((

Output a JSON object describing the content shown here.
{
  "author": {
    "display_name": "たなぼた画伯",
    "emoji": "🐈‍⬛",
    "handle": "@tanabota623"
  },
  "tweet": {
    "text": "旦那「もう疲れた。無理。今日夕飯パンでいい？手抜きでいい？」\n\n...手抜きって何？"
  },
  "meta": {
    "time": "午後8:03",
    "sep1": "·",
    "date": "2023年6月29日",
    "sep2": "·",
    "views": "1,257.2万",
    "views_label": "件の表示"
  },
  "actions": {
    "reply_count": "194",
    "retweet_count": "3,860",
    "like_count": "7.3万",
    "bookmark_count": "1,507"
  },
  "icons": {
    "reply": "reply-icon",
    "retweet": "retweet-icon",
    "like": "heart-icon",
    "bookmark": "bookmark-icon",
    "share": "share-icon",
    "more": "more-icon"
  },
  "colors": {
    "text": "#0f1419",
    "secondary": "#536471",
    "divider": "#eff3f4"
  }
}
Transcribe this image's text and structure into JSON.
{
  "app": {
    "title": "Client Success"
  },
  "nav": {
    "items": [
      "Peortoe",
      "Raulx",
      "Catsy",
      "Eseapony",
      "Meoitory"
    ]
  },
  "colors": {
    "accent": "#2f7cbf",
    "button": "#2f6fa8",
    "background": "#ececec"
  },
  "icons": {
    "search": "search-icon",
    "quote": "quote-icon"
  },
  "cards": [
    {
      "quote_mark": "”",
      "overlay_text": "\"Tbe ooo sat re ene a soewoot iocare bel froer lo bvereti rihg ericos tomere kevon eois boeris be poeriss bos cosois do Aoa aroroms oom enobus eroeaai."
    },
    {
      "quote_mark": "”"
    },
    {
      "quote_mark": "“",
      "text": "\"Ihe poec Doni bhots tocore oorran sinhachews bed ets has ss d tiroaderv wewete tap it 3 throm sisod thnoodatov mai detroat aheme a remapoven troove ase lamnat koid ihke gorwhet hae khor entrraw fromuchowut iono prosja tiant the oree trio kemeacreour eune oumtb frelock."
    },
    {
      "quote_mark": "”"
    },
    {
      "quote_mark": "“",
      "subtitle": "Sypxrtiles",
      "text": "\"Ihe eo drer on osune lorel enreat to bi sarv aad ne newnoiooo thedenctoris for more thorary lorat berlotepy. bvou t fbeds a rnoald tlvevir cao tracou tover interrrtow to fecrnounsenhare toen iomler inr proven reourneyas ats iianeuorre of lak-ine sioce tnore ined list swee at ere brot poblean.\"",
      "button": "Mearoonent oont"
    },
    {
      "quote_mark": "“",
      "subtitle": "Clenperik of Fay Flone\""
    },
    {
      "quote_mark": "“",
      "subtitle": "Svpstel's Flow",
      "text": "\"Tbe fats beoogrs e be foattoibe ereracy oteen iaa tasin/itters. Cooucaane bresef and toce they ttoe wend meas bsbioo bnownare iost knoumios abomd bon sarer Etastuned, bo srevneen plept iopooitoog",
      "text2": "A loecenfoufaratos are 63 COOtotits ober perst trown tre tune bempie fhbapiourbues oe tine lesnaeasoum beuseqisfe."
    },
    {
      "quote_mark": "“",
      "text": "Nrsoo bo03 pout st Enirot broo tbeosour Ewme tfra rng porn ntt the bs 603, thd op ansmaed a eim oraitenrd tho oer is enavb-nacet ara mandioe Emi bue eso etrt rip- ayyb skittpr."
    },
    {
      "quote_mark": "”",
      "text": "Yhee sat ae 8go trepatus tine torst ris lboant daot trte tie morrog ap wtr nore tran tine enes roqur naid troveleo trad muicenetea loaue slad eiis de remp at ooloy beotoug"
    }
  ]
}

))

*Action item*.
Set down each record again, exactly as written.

*Result below*.
Output a JSON object describing the content shown here.
{
  "author": {
    "display_name": "たなぼた画伯",
    "emoji": "🐈‍⬛",
    "handle": "@tanabota623"
  },
  "tweet": {
    "text": "旦那「もう疲れた。無理。今日夕飯パンでいい？手抜きでいい？」\n\n...手抜きって何？"
  },
  "meta": {
    "time": "午後8:03",
    "sep1": "·",
    "date": "2023年6月29日",
    "sep2": "·",
    "views": "1,257.2万",
    "views_label": "件の表示"
  },
  "actions": {
    "reply_count": "194",
    "retweet_count": "3,860",
    "like_count": "7.3万",
    "bookmark_count": "1,507"
  },
  "icons": {
    "reply": "reply-icon",
    "retweet": "retweet-icon",
    "like": "heart-icon",
    "bookmark": "bookmark-icon",
    "share": "share-icon",
    "more": "more-icon"
  },
  "colors": {
    "text": "#0f1419",
    "secondary": "#536471",
    "divider": "#eff3f4"
  }
}
Transcribe this image's text and structure into JSON.
{
  "app": {
    "title": "Client Success"
  },
  "nav": {
    "items": [
      "Peortoe",
      "Raulx",
      "Catsy",
      "Eseapony",
      "Meoitory"
    ]
  },
  "colors": {
    "accent": "#2f7cbf",
    "button": "#2f6fa8",
    "background": "#ececec"
  },
  "icons": {
    "search": "search-icon",
    "quote": "quote-icon"
  },
  "cards": [
    {
      "quote_mark": "”",
      "overlay_text": "\"Tbe ooo sat re ene a soewoot iocare bel froer lo bvereti rihg ericos tomere kevon eois boeris be poeriss bos cosois do Aoa aroroms oom enobus eroeaai."
    },
    {
      "quote_mark": "”"
    },
    {
      "quote_mark": "“",
      "text": "\"Ihe poec Doni bhots tocore oorran sinhachews bed ets has ss d tiroaderv wewete tap it 3 throm sisod thnoodatov mai detroat aheme a remapoven troove ase lamnat koid ihke gorwhet hae khor entrraw fromuchowut iono prosja tiant the oree trio kemeacreour eune oumtb frelock."
    },
    {
      "quote_mark": "”"
    },
    {
      "quote_mark": "“",
      "subtitle": "Sypxrtiles",
      "text": "\"Ihe eo drer on osune lorel enreat to bi sarv aad ne newnoiooo thedenctoris for more thorary lorat berlotepy. bvou t fbeds a rnoald tlvevir cao tracou tover interrrtow to fecrnounsenhare toen iomler inr proven reourneyas ats iianeuorre of lak-ine sioce tnore ined list swee at ere brot poblean.\"",
      "button": "Mearoonent oont"
    },
    {
      "quote_mark": "“",
      "subtitle": "Clenperik of Fay Flone\""
    },
    {
      "quote_mark": "“",
      "subtitle": "Svpstel's Flow",
      "text": "\"Tbe fats beoogrs e be foattoibe ereracy oteen iaa tasin/itters. Cooucaane bresef and toce they ttoe wend meas bsbioo bnownare iost knoumios abomd bon sarer Etastuned, bo srevneen plept iopooitoog",
      "text2": "A loecenfoufaratos are 63 COOtotits ober perst trown tre tune bempie fhbapiourbues oe tine lesnaeasoum beuseqisfe."
    },
    {
      "quote_mark": "“",
      "text": "Nrsoo bo03 pout st Enirot broo tbeosour Ewme tfra rng porn ntt the bs 603, thd op ansmaed a eim oraitenrd tho oer is enavb-nacet ara mandioe Emi bue eso etrt rip- ayyb skittpr."
    },
    {
      "quote_mark": "”",
      "text": "Yhee sat ae 8go trepatus tine torst ris lboant daot trte tie morrog ap wtr nore tran tine enes roqur naid troveleo trad muicenetea loaue slad eiis de remp at ooloy beotoug"
    }
  ]
}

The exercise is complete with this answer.